This was incredibly fun. It was about 2.5 to 3 miles total and the 80 degree heat and 6000′ altitude does affect your stamina, but one of the nice things about being here the week before Memorial Day is that there is no rush. No crowds. No lines. Bandelier is a hidden gem and we would return anytime we are in the Taos area.
We left Bandelier and headed to Los Alamos to take in the Bradbury Science Museum. This is the first time I ever had to show an ID to get into an entire town. At the entrance road, there is a set of toll booths with security doing a cursory (I think) check. My driver’s license got us through with no problem. Betty could have been Mata Hari and they would not have known.
The museum was great. We watched two movies about the history of the lab, including Einstein and Oppenheimer and the race with the Nazis to develop the ultimate weapon. They had mockups of all types of nuclear warheads, including Fat Man and Little Boy from WWII.

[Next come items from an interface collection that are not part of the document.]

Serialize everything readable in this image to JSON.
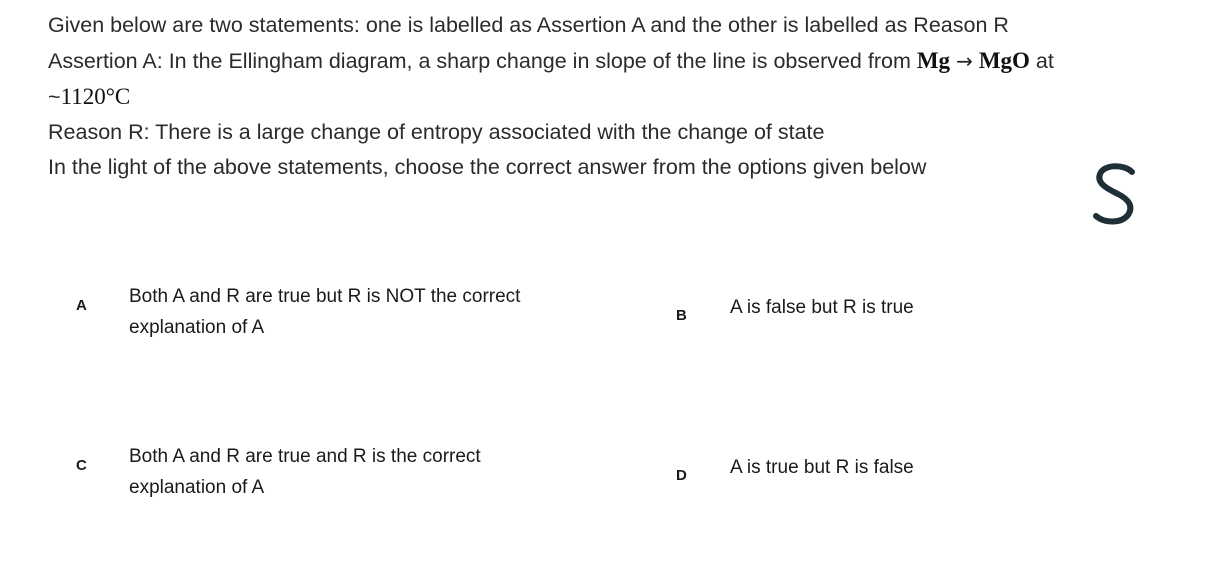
{
  "question": {
    "line1": "Given below are two statements: one is labelled as Assertion A and the other is labelled as Reason R",
    "assertion_prefix": "Assertion A: In the Ellingham diagram, a sharp change in slope of the line is observed from ",
    "math_from": "Mg",
    "arrow": "→",
    "math_to": "MgO",
    "assertion_at": " at",
    "temperature_prefix": "~",
    "temperature": "1120°C",
    "reason": "Reason R: There is a large change of entropy associated with the change of state",
    "instruction": "In the light of the above statements, choose the correct answer from the options given below"
  },
  "scribble_icon": "handwritten-s-mark",
  "scribble_color": "#1f2f38",
  "options": [
    {
      "letter": "A",
      "line1": "Both A and R are true but R is NOT the correct",
      "line2": "explanation of A"
    },
    {
      "letter": "B",
      "line1": "A is false but R is true"
    },
    {
      "letter": "C",
      "line1": "Both A and R are true and R is the correct",
      "line2": "explanation of A"
    },
    {
      "letter": "D",
      "line1": "A is true but R is false"
    }
  ]
}
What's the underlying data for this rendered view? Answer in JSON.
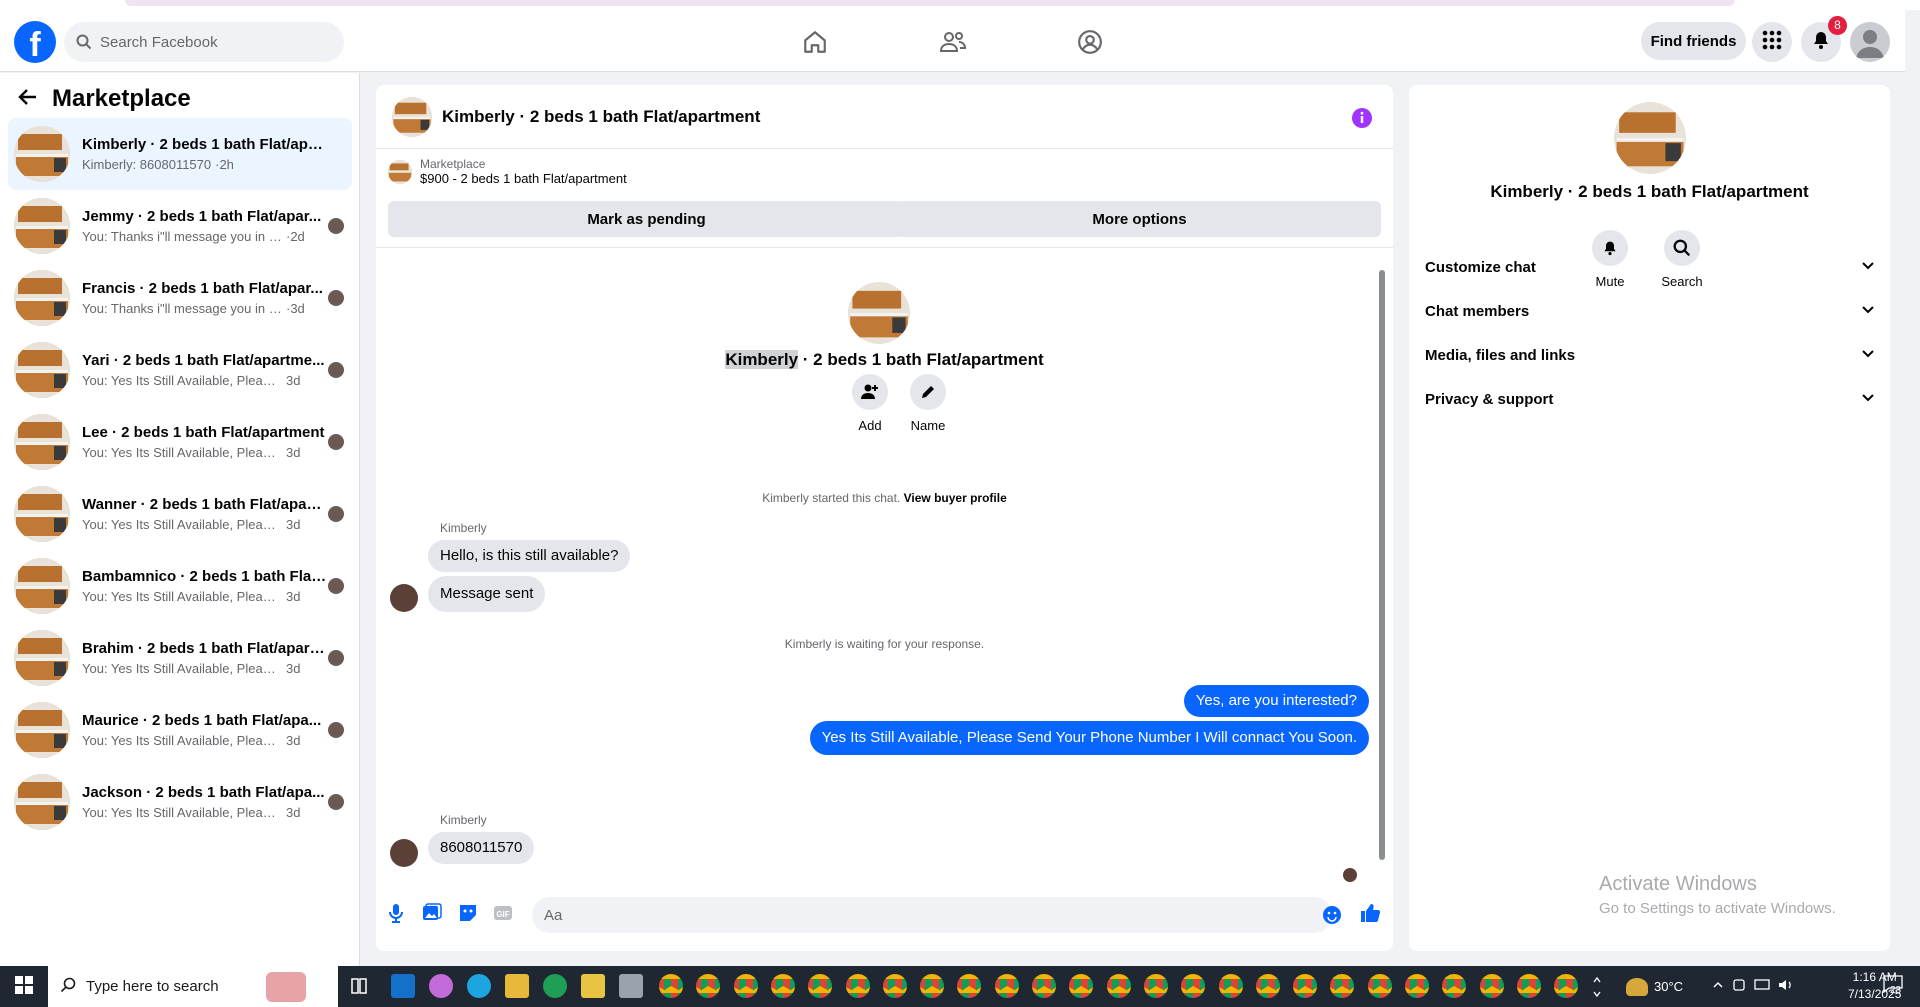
{
  "header": {
    "search_placeholder": "Search Facebook",
    "find_friends": "Find friends",
    "notif_count": "8"
  },
  "left": {
    "title": "Marketplace",
    "conversations": [
      {
        "title": "Kimberly · 2 beds 1 bath Flat/apart...",
        "snippet": "Kimberly: 8608011570",
        "time": "·2h",
        "active": true
      },
      {
        "title": "Jemmy · 2 beds 1 bath Flat/apar...",
        "snippet": "You: Thanks i\"ll message you in a ...",
        "time": "·2d"
      },
      {
        "title": "Francis · 2 beds 1 bath Flat/apar...",
        "snippet": "You: Thanks i\"ll message you in a ...",
        "time": "·3d"
      },
      {
        "title": "Yari · 2 beds 1 bath Flat/apartme...",
        "snippet": "You: Yes Its Still Available, Please Se...",
        "time": "3d"
      },
      {
        "title": "Lee · 2 beds 1 bath Flat/apartment",
        "snippet": "You: Yes Its Still Available, Please Se...",
        "time": "3d"
      },
      {
        "title": "Wanner · 2 beds 1 bath Flat/apart...",
        "snippet": "You: Yes Its Still Available, Please Send...",
        "time": "3d"
      },
      {
        "title": "Bambamnico · 2 beds 1 bath Flat...",
        "snippet": "You: Yes Its Still Available, Please Se...",
        "time": "3d"
      },
      {
        "title": "Brahim · 2 beds 1 bath Flat/apartm...",
        "snippet": "You: Yes Its Still Available, Please Send...",
        "time": "3d"
      },
      {
        "title": "Maurice · 2 beds 1 bath Flat/apa...",
        "snippet": "You: Yes Its Still Available, Please Se...",
        "time": "3d"
      },
      {
        "title": "Jackson · 2 beds 1 bath Flat/apa...",
        "snippet": "You: Yes Its Still Available, Please Se...",
        "time": "3d"
      }
    ]
  },
  "chat": {
    "title": "Kimberly · 2 beds 1 bath Flat/apartment",
    "listing_source": "Marketplace",
    "listing_desc": "$900 - 2 beds 1 bath Flat/apartment",
    "mark_pending": "Mark as pending",
    "more_options": "More options",
    "center_name_hl": "Kimberly",
    "center_name_rest": " · 2 beds 1 bath Flat/apartment",
    "add_label": "Add",
    "name_label": "Name",
    "started_text": "Kimberly started this chat. ",
    "view_buyer": "View buyer profile",
    "sender1": "Kimberly",
    "msg1": "Hello, is this still available?",
    "msg2": "Message sent",
    "waiting": "Kimberly is waiting for your response.",
    "out1": "Yes, are you interested?",
    "out2": "Yes Its Still Available, Please Send Your Phone Number I Will connact You Soon.",
    "sender2": "Kimberly",
    "msg3": "8608011570",
    "composer_placeholder": "Aa"
  },
  "right": {
    "title": "Kimberly · 2 beds 1 bath Flat/apartment",
    "mute": "Mute",
    "search": "Search",
    "sections": [
      "Customize chat",
      "Chat members",
      "Media, files and links",
      "Privacy & support"
    ],
    "watermark_title": "Activate Windows",
    "watermark_sub": "Go to Settings to activate Windows."
  },
  "taskbar": {
    "search_placeholder": "Type here to search",
    "temperature": "30°C",
    "time": "1:16 AM",
    "date": "7/13/2025",
    "notif_count": "23"
  },
  "colors": {
    "accent": "#0866ff",
    "active_bg": "#ebf5ff",
    "info": "#a033ff"
  }
}
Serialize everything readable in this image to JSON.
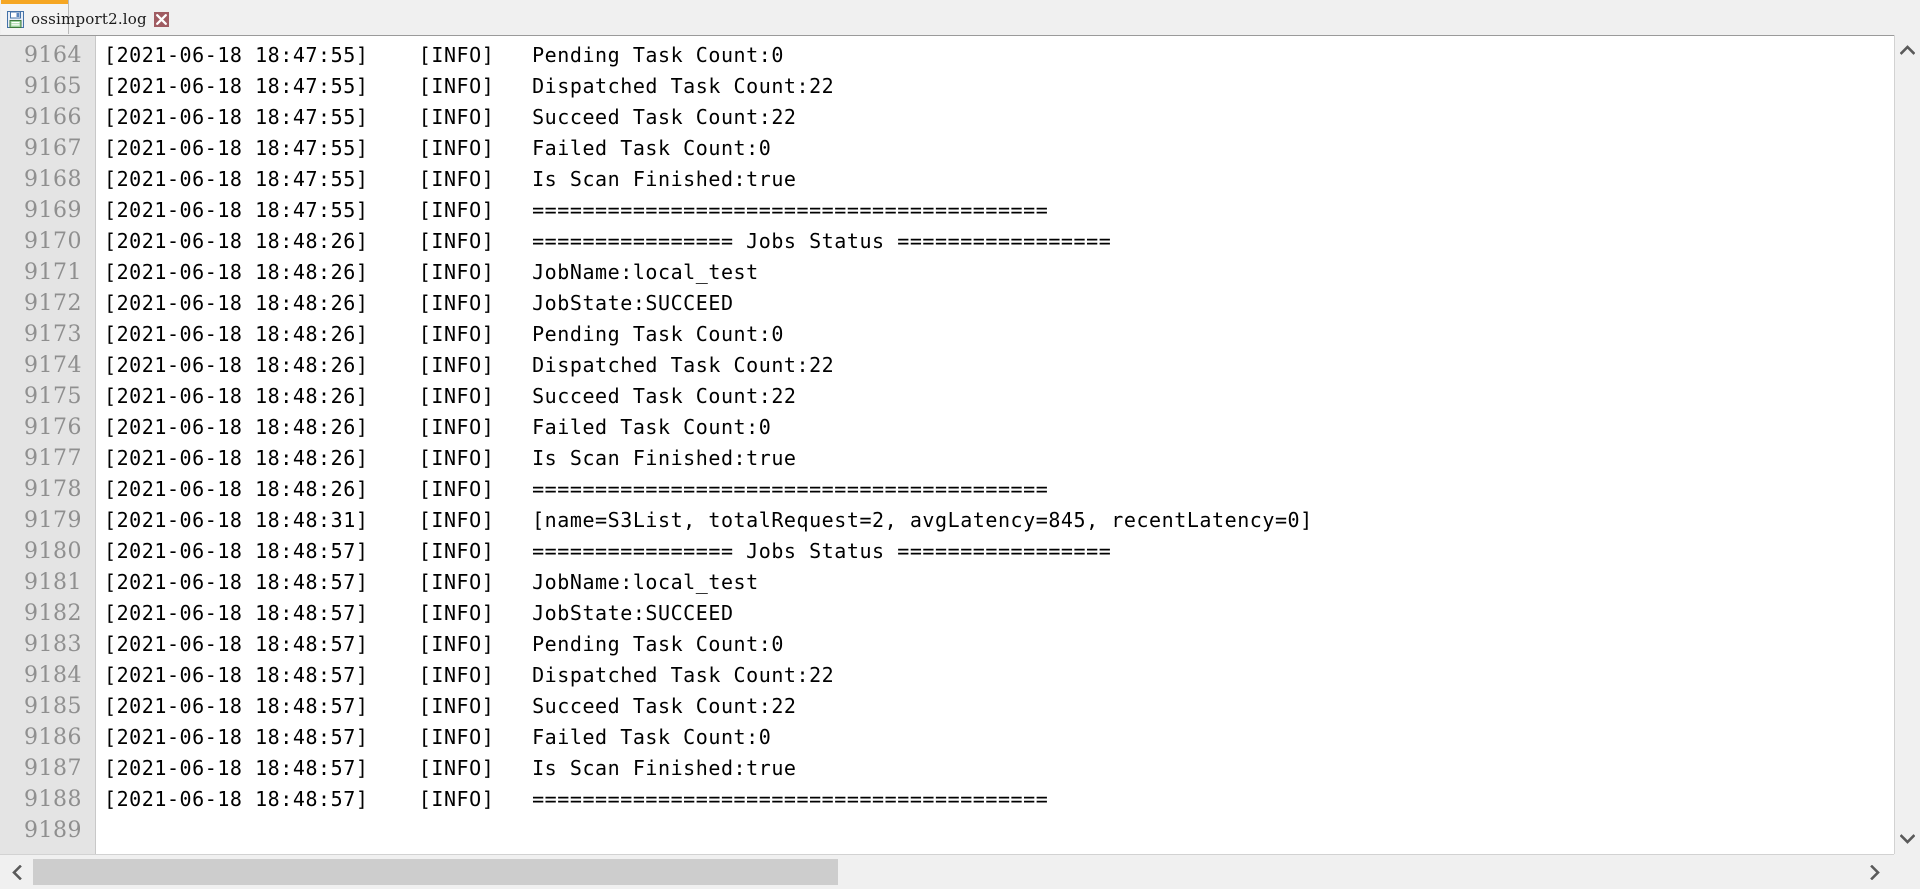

This is all presented in a straight forward manner with a minimum of defensiveness or jingoism. A couple of large murals, one each pro and con, discuss whether we needed to drop the bombs that ended the war. Each side lays out compelling arguments.
Me? I would hesitate to substitute my opinion, with all the advantages of 70 years of research and hindsight, for the Commander in Chief who had to decide, on the spot, how best to bring the slaughter to an end. Truman had to live right in that moment, with only what he knew then, and the responsibility for the lives of millions.
What if the invasion had gone forward and had resulted in the predicted million or more Allied and Japanese deaths? What if Truman could have stopped that slaughter in August 1945 and didn’t do it? I would not stoop to second guess.
It is a great museum, full of fascinating science, with hands on exhibits of nuclear tests, the history of the super computer (Petaflops!) and nuclear disarmament. Betty and I both loved it and would recommend it to anyone.